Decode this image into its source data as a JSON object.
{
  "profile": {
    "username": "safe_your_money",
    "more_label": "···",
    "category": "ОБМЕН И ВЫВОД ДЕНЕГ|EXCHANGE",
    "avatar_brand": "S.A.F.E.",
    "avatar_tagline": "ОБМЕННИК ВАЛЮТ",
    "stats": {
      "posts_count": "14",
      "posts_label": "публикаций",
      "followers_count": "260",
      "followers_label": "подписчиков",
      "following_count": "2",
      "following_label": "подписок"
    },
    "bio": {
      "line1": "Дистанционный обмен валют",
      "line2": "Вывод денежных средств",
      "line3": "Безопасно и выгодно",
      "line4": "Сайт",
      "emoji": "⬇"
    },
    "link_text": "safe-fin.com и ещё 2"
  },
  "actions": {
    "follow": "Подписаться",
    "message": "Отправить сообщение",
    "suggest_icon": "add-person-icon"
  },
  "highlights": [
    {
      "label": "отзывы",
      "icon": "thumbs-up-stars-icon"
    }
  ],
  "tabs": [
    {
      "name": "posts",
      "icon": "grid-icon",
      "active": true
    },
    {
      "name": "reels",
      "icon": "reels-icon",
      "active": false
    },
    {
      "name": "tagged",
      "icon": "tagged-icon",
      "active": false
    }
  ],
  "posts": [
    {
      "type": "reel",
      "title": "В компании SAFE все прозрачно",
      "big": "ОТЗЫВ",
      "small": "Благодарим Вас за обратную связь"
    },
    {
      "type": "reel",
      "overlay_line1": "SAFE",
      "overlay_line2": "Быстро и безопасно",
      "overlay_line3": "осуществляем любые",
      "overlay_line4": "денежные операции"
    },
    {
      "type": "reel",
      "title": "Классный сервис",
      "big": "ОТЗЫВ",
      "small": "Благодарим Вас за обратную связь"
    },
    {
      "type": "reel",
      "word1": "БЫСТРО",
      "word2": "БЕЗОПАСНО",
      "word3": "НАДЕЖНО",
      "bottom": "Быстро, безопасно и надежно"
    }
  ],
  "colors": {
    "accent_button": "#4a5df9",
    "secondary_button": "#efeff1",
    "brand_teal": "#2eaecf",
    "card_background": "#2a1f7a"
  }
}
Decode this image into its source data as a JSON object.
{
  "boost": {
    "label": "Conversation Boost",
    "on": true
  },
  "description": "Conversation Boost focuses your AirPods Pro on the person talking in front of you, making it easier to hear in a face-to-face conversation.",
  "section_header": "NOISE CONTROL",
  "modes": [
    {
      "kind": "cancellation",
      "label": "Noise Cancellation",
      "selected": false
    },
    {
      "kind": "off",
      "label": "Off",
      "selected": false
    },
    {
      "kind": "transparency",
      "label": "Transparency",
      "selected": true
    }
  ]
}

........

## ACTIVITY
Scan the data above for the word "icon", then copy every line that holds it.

## OUTPUT BELOW
    "suggest_icon": "add-person-icon"
      "icon": "thumbs-up-stars-icon"
      "icon": "grid-icon",
      "icon": "reels-icon",
      "icon": "tagged-icon",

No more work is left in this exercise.